Delhi's civic bodies tell SC they want to kill ‘ferocious’ stray dogs
The three municipal corporations of Delhi want to eliminate “ferocious and dangerous” stray dogs that pose a danger to the safety of human beings.delhi Updated: Aug 24, 2015 23:43 IST
The three municipal corporations of Delhi want to eliminate “ferocious and dangerous” stray dogs that pose a danger to the safety of human beings. These measures can only be implemented after the civic body identifies the dangerous dogs, the corporation told the Supreme Court on Monday.
Senior advocate Sanjiv Sen, appearing for the corporations, told a bench headed by justice Dipak Misra that there was a need to adopt a balanced approach as lives of humans were equally important. Sen said the Capital had reported various incidents in which infants, children and elderly have been attacked, injured and even killed by stray dogs.
Sen made his submission during the hearing of a petition by People for Elimination of Stray Animals, which wants stray dogs to be killed as they are a nuisance. He requested the court to hear the corporations’ stand though the case came before it pursuant to a Bombay High Court verdict turning down the petitioner’s plea. Sen said efforts should be made to protect the man’s best friend but the extreme step to kill them should be taken in case the dog is identified as dangerous.

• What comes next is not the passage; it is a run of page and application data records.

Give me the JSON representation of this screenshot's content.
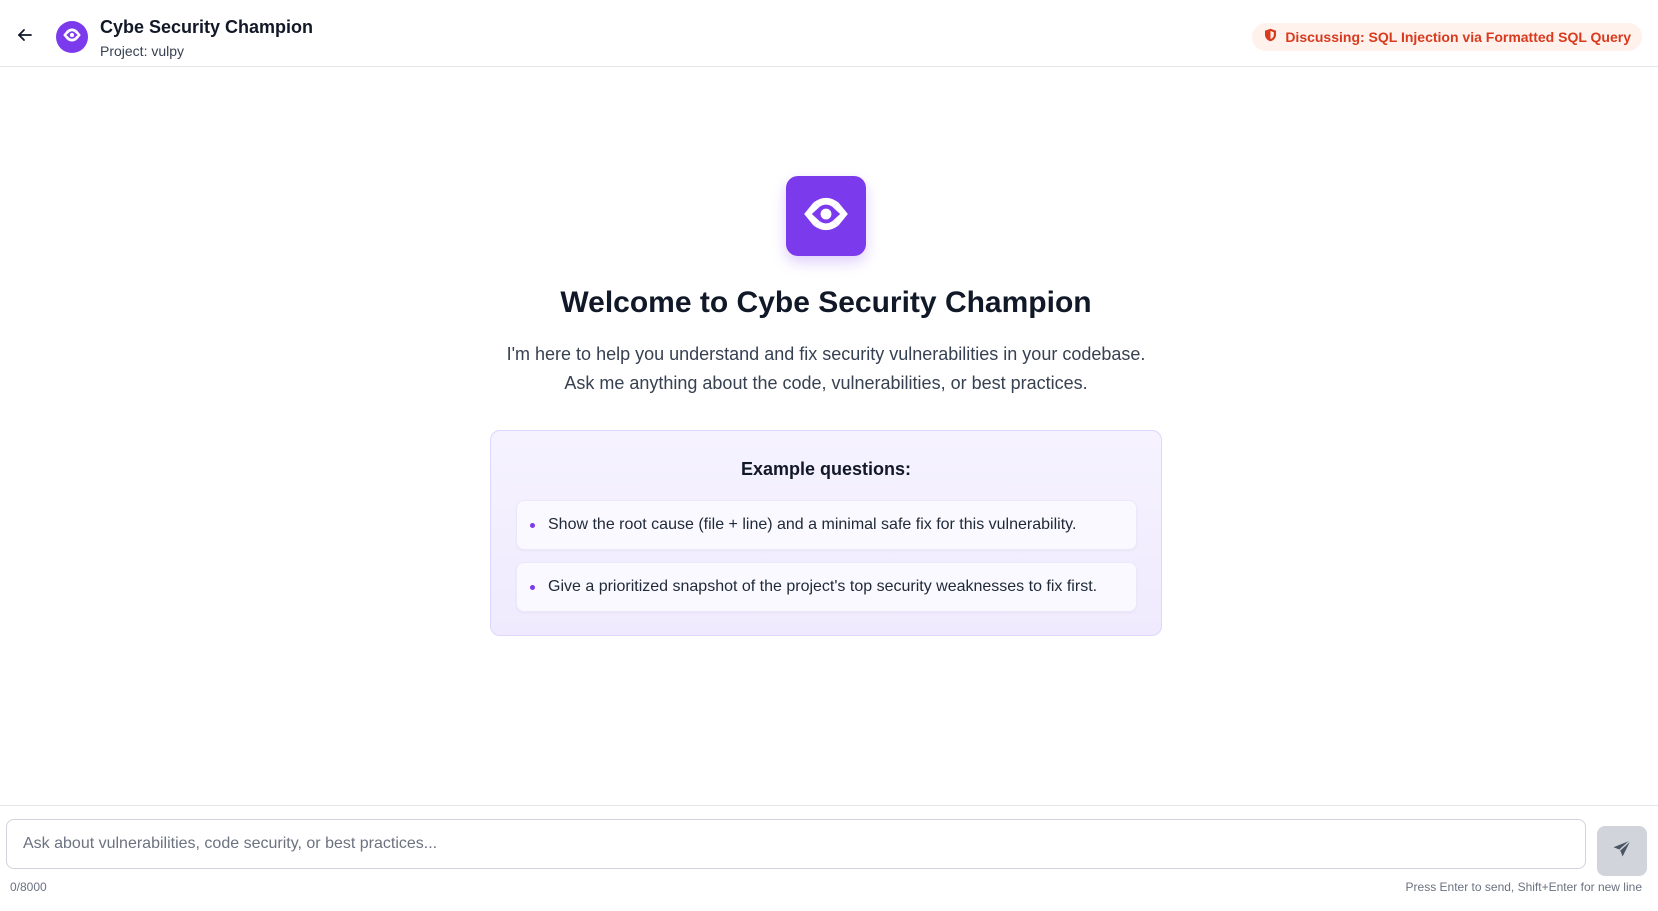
{
  "header": {
    "title": "Cybe Security Champion",
    "subtitle": "Project: vulpy",
    "back_icon": "arrow-left-icon",
    "avatar_icon": "eye-logo-icon",
    "badge": {
      "icon": "shield-icon",
      "text": "Discussing: SQL Injection via Formatted SQL Query",
      "color": "#d93a1e",
      "background": "#fff1ec"
    }
  },
  "welcome": {
    "icon": "eye-logo-icon",
    "title": "Welcome to Cybe Security Champion",
    "description_line1": "I'm here to help you understand and fix security vulnerabilities in your codebase.",
    "description_line2": "Ask me anything about the code, vulnerabilities, or best practices."
  },
  "examples": {
    "title": "Example questions:",
    "items": [
      {
        "text": "Show the root cause (file + line) and a minimal safe fix for this vulnerability."
      },
      {
        "text": "Give a prioritized snapshot of the project's top security weaknesses to fix first."
      }
    ]
  },
  "composer": {
    "placeholder": "Ask about vulnerabilities, code security, or best practices...",
    "value": "",
    "char_count": "0/8000",
    "hint": "Press Enter to send, Shift+Enter for new line",
    "send_icon": "paper-plane-icon"
  },
  "colors": {
    "accent": "#7c3aed",
    "border": "#e5e7eb",
    "send_disabled": "#d1d5db"
  }
}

The SC accepted Sen’s request and also permitted the Animal Welfare Board to file an appeal against the Kerala High Court order that allows killing of stray dogs if proved to be a menace. The top court said it would decide the issue in the wake of conflicting judgements by two different high courts.

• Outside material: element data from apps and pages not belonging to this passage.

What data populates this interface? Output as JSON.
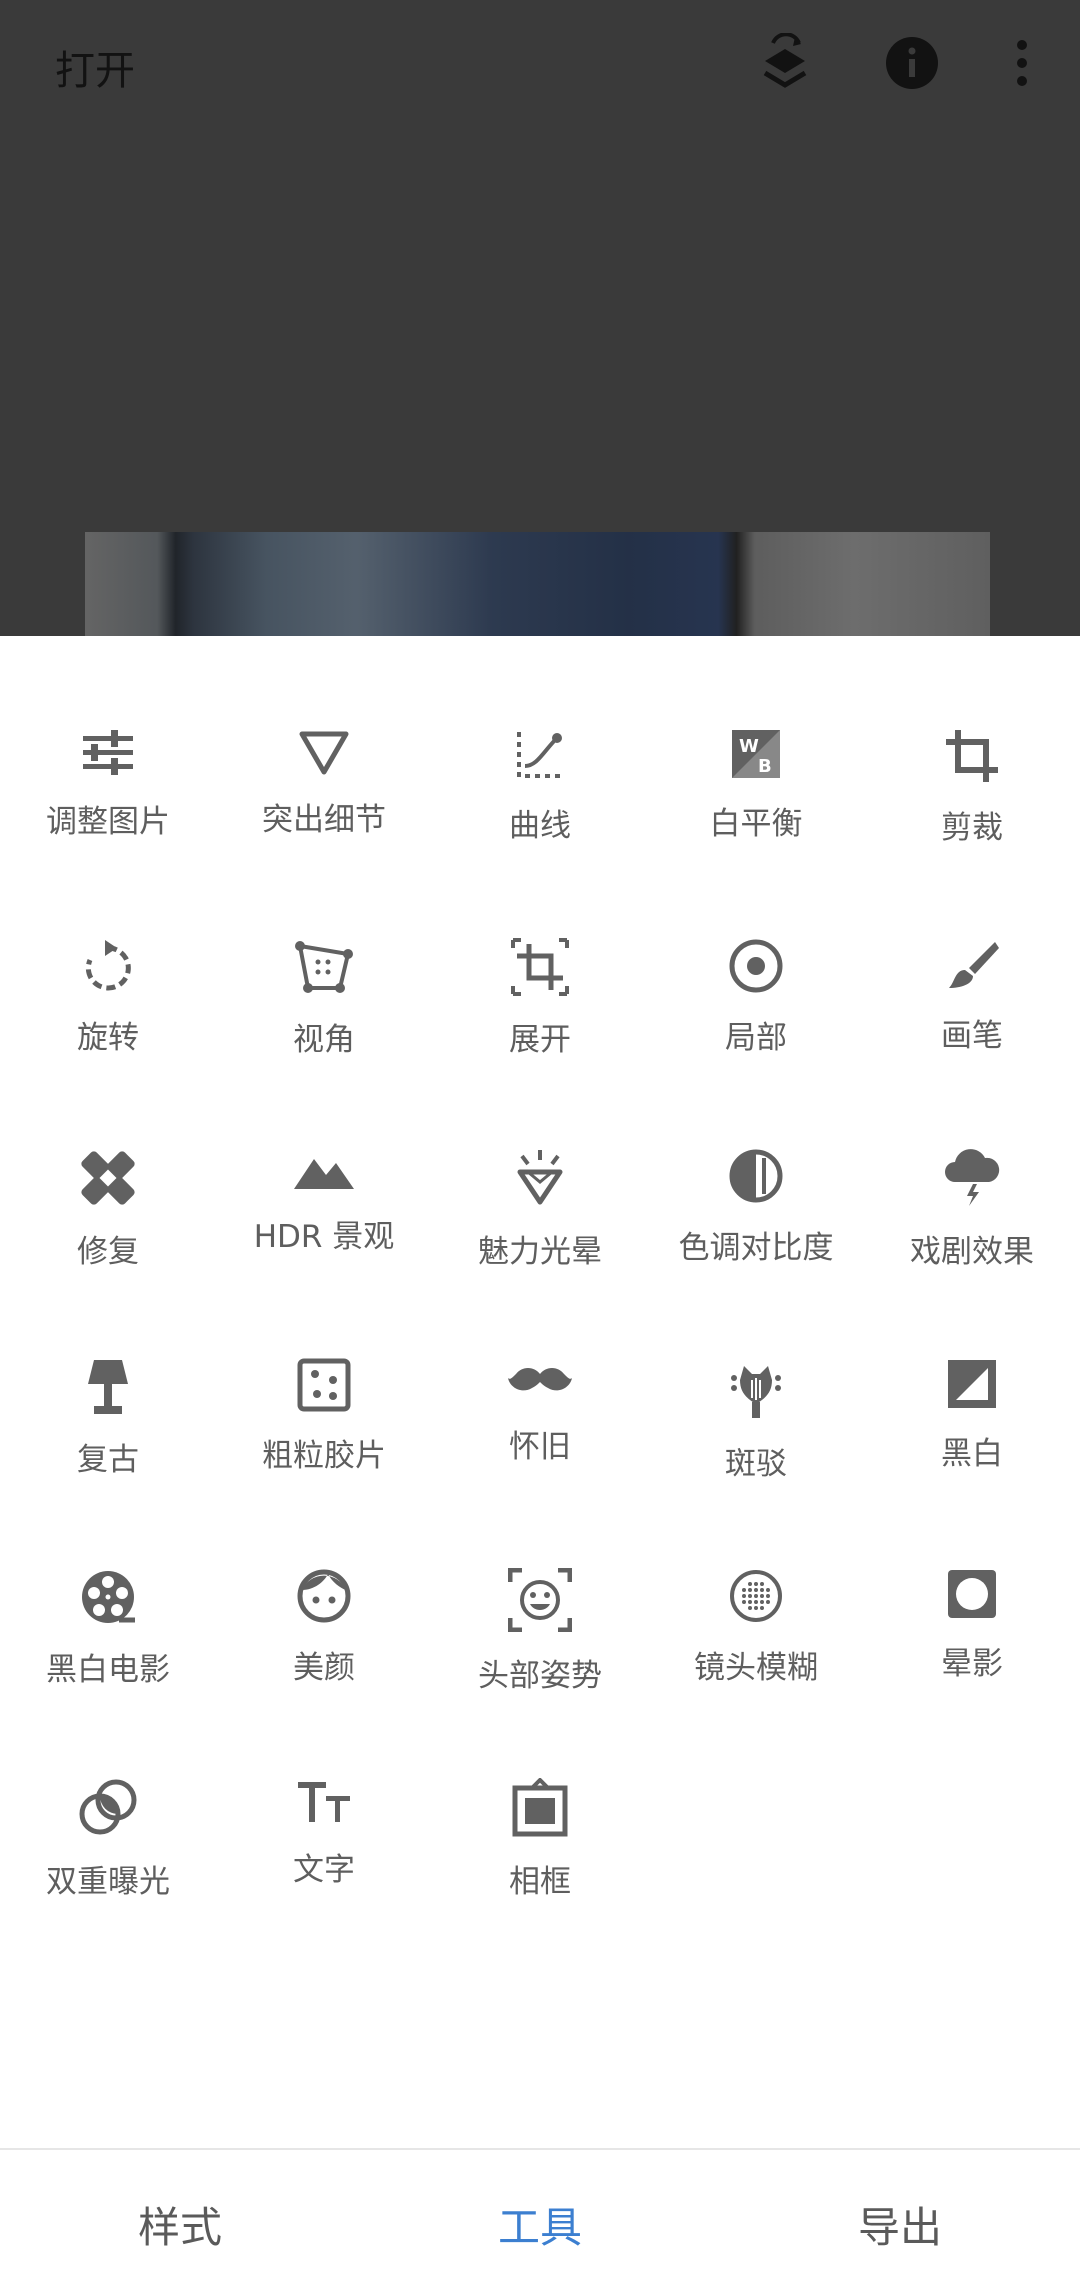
{
  "header": {
    "open_label": "打开"
  },
  "tools": [
    {
      "label": "调整图片",
      "icon": "tune-icon"
    },
    {
      "label": "突出细节",
      "icon": "triangle-icon"
    },
    {
      "label": "曲线",
      "icon": "curves-icon"
    },
    {
      "label": "白平衡",
      "icon": "white-balance-icon"
    },
    {
      "label": "剪裁",
      "icon": "crop-icon"
    },
    {
      "label": "旋转",
      "icon": "rotate-icon"
    },
    {
      "label": "视角",
      "icon": "perspective-icon"
    },
    {
      "label": "展开",
      "icon": "expand-icon"
    },
    {
      "label": "局部",
      "icon": "selective-icon"
    },
    {
      "label": "画笔",
      "icon": "brush-icon"
    },
    {
      "label": "修复",
      "icon": "healing-icon"
    },
    {
      "label": "HDR 景观",
      "icon": "mountain-icon"
    },
    {
      "label": "魅力光晕",
      "icon": "glamour-glow-icon"
    },
    {
      "label": "色调对比度",
      "icon": "tonal-contrast-icon"
    },
    {
      "label": "戏剧效果",
      "icon": "drama-cloud-icon"
    },
    {
      "label": "复古",
      "icon": "lamp-icon"
    },
    {
      "label": "粗粒胶片",
      "icon": "grainy-film-icon"
    },
    {
      "label": "怀旧",
      "icon": "mustache-icon"
    },
    {
      "label": "斑驳",
      "icon": "grunge-guitar-icon"
    },
    {
      "label": "黑白",
      "icon": "black-white-icon"
    },
    {
      "label": "黑白电影",
      "icon": "film-reel-icon"
    },
    {
      "label": "美颜",
      "icon": "face-icon"
    },
    {
      "label": "头部姿势",
      "icon": "head-pose-icon"
    },
    {
      "label": "镜头模糊",
      "icon": "lens-blur-icon"
    },
    {
      "label": "晕影",
      "icon": "vignette-icon"
    },
    {
      "label": "双重曝光",
      "icon": "double-exposure-icon"
    },
    {
      "label": "文字",
      "icon": "text-icon"
    },
    {
      "label": "相框",
      "icon": "frame-icon"
    }
  ],
  "nav": {
    "styles": "样式",
    "tools": "工具",
    "export": "导出"
  },
  "colors": {
    "accent": "#3c7fd0",
    "icon": "#616161",
    "label": "#5e5e5e",
    "dim_overlay": "#3a3a3a"
  }
}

Last week the National Human Rights Commission also decided to examine whether animal rights can take precedence over human rights. Taking suo-motu cognizance of the recent spates of dog attacks in the Capital, it has sent a notice to Delhi government.

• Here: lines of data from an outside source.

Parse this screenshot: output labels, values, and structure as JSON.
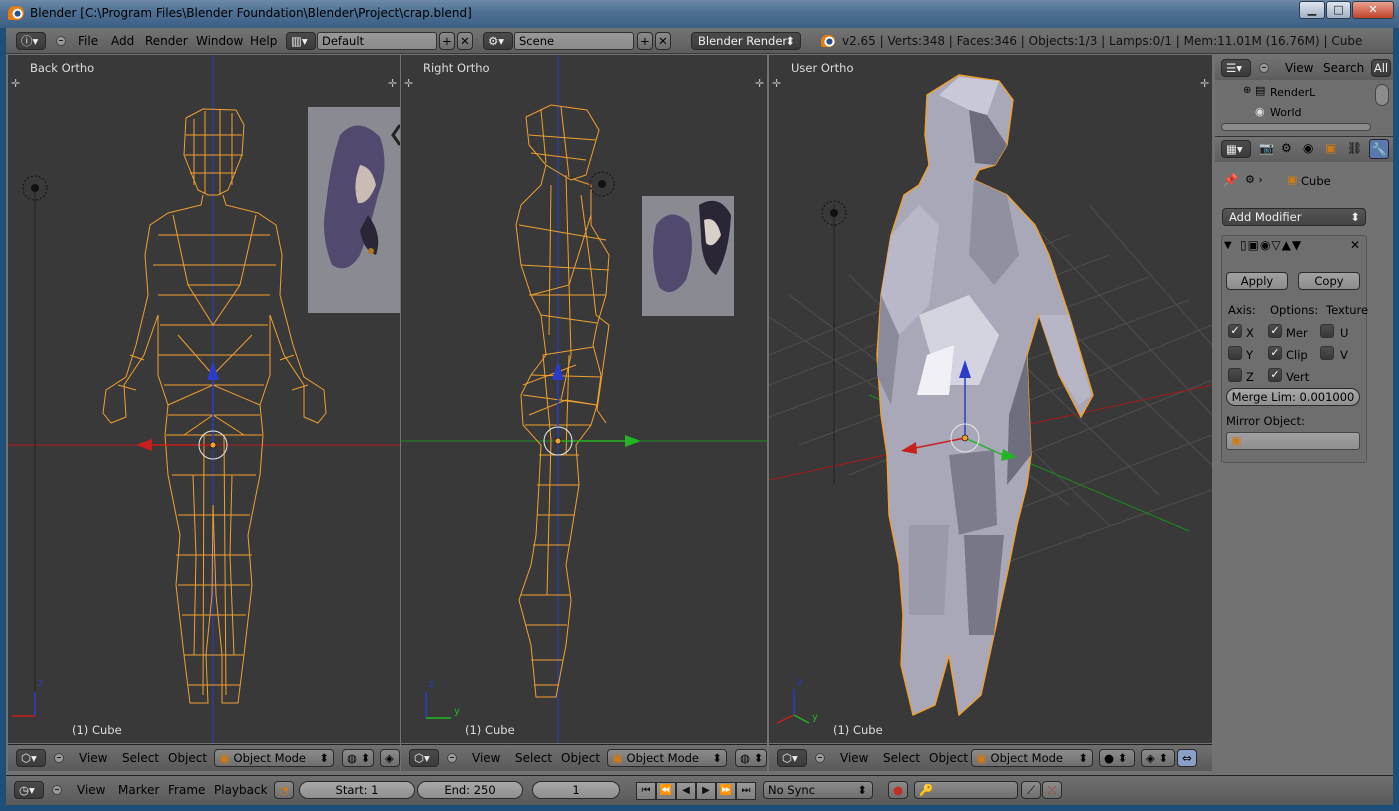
{
  "window": {
    "title": "Blender [C:\\Program Files\\Blender Foundation\\Blender\\Project\\crap.blend]",
    "minimize": "▁",
    "maximize": "□",
    "close": "✕"
  },
  "info_header": {
    "menus": [
      "File",
      "Add",
      "Render",
      "Window",
      "Help"
    ],
    "screen_layout": "Default",
    "scene": "Scene",
    "render_engine": "Blender Render",
    "stats": "v2.65 | Verts:348 | Faces:346 | Objects:1/3 | Lamps:0/1 | Mem:11.01M (16.76M) | Cube"
  },
  "viewports": [
    {
      "name": "Back Ortho",
      "object": "(1) Cube",
      "axis_a": "z",
      "axis_b": ""
    },
    {
      "name": "Right Ortho",
      "object": "(1) Cube",
      "axis_a": "z",
      "axis_b": "y"
    },
    {
      "name": "User Ortho",
      "object": "(1) Cube",
      "axis_a": "z",
      "axis_b": "y"
    }
  ],
  "viewport_header": {
    "menus": [
      "View",
      "Select",
      "Object"
    ],
    "mode": "Object Mode"
  },
  "outliner": {
    "menus": [
      "View",
      "Search"
    ],
    "filter": "All",
    "items": [
      "RenderL",
      "World"
    ]
  },
  "properties": {
    "object_name": "Cube",
    "add_modifier": "Add Modifier",
    "apply": "Apply",
    "copy": "Copy",
    "axis_label": "Axis:",
    "options_label": "Options:",
    "texture_label": "Texture",
    "axes": [
      {
        "axis": "X",
        "checked": true,
        "option": "Mer",
        "option_checked": true,
        "tex": "U",
        "tex_checked": false
      },
      {
        "axis": "Y",
        "checked": false,
        "option": "Clip",
        "option_checked": true,
        "tex": "V",
        "tex_checked": false
      },
      {
        "axis": "Z",
        "checked": false,
        "option": "Vert",
        "option_checked": true,
        "tex": "",
        "tex_checked": false
      }
    ],
    "merge_limit": "Merge Lim: 0.001000",
    "mirror_object_label": "Mirror Object:"
  },
  "timeline": {
    "menus": [
      "View",
      "Marker",
      "Frame",
      "Playback"
    ],
    "start": "Start: 1",
    "end": "End: 250",
    "current_frame": "1",
    "sync": "No Sync"
  },
  "colors": {
    "wire": "#f0a030",
    "viewport_bg": "#393939",
    "header_bg": "#686868",
    "axis_x": "#c81e1e",
    "axis_y": "#22b422",
    "axis_z": "#1c3cd0"
  }
}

While giving the Delhi chief secretary and Union health secretary four weeks to reply, the Commission called for a wider debate by the civil society on pitting human rights against animal rights “in a situation where human lives are at risk due to attack by animals.”
Another SC bench is examining whether civic authorities can be asked to compensate a resident bitten by a stray dog.